Each frame uses authentic US Postal stamps surrounded by a brief write-up and printed art, which embrace the subject or occupation.
A Perfect Gift
- Great for Birthdays, Retirements, Graduations, Achievements, Holidays, Or just to say thank you.
- Even great for your personal collection.
Ready To Hang
- Framed in a rich mahogany colored polystyrene frame.
- Double matted with a top mat and a hint of burgundy for the bottom mat.
- Complete with acrylic glass, a dust cover for the back, a sawtooth hanger and protective wall bumpers.
Unique Framed Gifts uses real United States Postal Service stamps surrounded by printed words that embrace the subject and enhance the work while surrounded by a dark blue top mat and a hint of burgundy for the bottom mat. The mahogany colored polystyrene frame comes ready to hang for all to view in an office, den, school or nearly anywhere. A truly unique and perfect gift created for the person, company or organization passionate about the story they closely relate to, while appreciating quality work by dedicated American art framers. Each stamp is pulled by hand and mounted onto the print with a spray glue mount, since most stamps are canceled no two stamps are exactly the same and the product you receive may vary slightly from the product image.

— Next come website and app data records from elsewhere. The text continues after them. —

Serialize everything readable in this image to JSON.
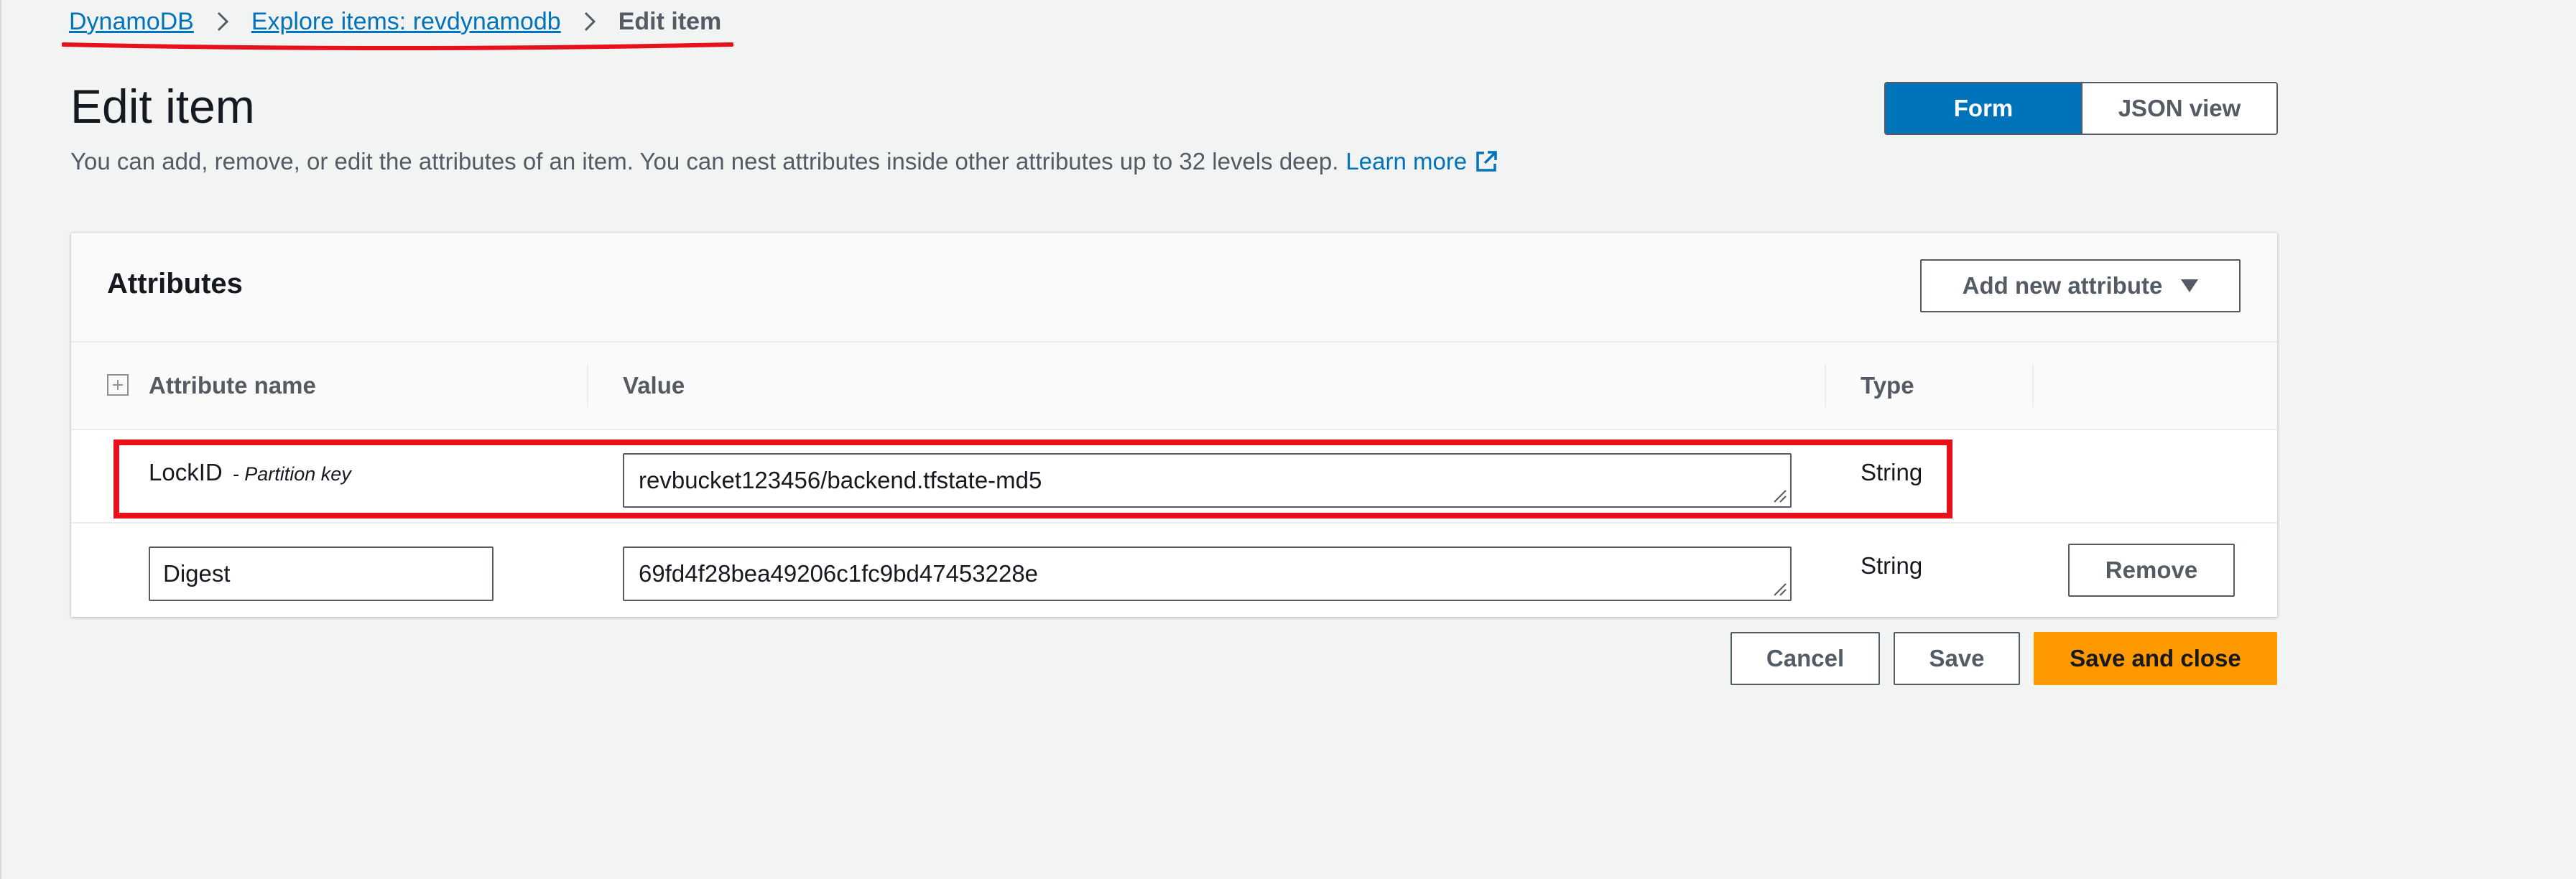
{
  "breadcrumb": {
    "items": [
      {
        "label": "DynamoDB"
      },
      {
        "label": "Explore items: revdynamodb"
      }
    ],
    "current": "Edit item"
  },
  "header": {
    "title": "Edit item",
    "description": "You can add, remove, or edit the attributes of an item. You can nest attributes inside other attributes up to 32 levels deep.",
    "learn_more": "Learn more"
  },
  "view_toggle": {
    "options": [
      {
        "label": "Form",
        "selected": true
      },
      {
        "label": "JSON view",
        "selected": false
      }
    ]
  },
  "attributes": {
    "title": "Attributes",
    "add_button": "Add new attribute",
    "columns": {
      "name": "Attribute name",
      "value": "Value",
      "type": "Type"
    },
    "rows": [
      {
        "name": "LockID",
        "key_label": "- Partition key",
        "value": "revbucket123456/backend.tfstate-md5",
        "type": "String"
      },
      {
        "name": "Digest",
        "value": "69fd4f28bea49206c1fc9bd47453228e",
        "type": "String",
        "remove_label": "Remove"
      }
    ]
  },
  "footer": {
    "cancel": "Cancel",
    "save": "Save",
    "save_close": "Save and close"
  },
  "colors": {
    "link": "#0073bb",
    "primary": "#ff9900",
    "annotation": "#e8101a"
  },
  "icons": {
    "breadcrumb_separator": "chevron-right-icon",
    "external_link": "external-link-icon",
    "dropdown": "caret-down-icon",
    "expand": "expand-all-icon",
    "resize": "resize-grip-icon"
  }
}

A Glimpse Of The Past Through The Bicycling Collection - The exact beginning of the Bicycle can be argued, but it is likely that in the early 1860's Pierre and Ernest Michaux, a French father and son carriage making team, invented the early bicycle, or at least the pedal and cranks (1861) that were used on bicycles. Farther back, German Baron Karl Drais von Saurbronn exhibited the "Laufmaschine," the "Running Machine," in Paris on April 6, 1818. The device consisted of two wheels connected by a wooden frame, was steerable, and was powered like a scooter by pushing with the feet. A similar device was the "celerifere," a non-steerable item invented in 1790 by a Frenchman, Comte Mede de Sivrac. The first efficient bicycle was invented in 1871 by British engineer, James Starley, consisting of a small rear wheel and a large front wheel which rotated on a simple tubular frame with tires of rubber. This bicycle was called the "Penny Farthing," also called the "Ordinary" or "High" bicycle. It's interesting that the Wright brothers, Orville and Wilbur, were very well known for building bicycles before their everlasting fame came from their invention, the ... airplane. Bicycles!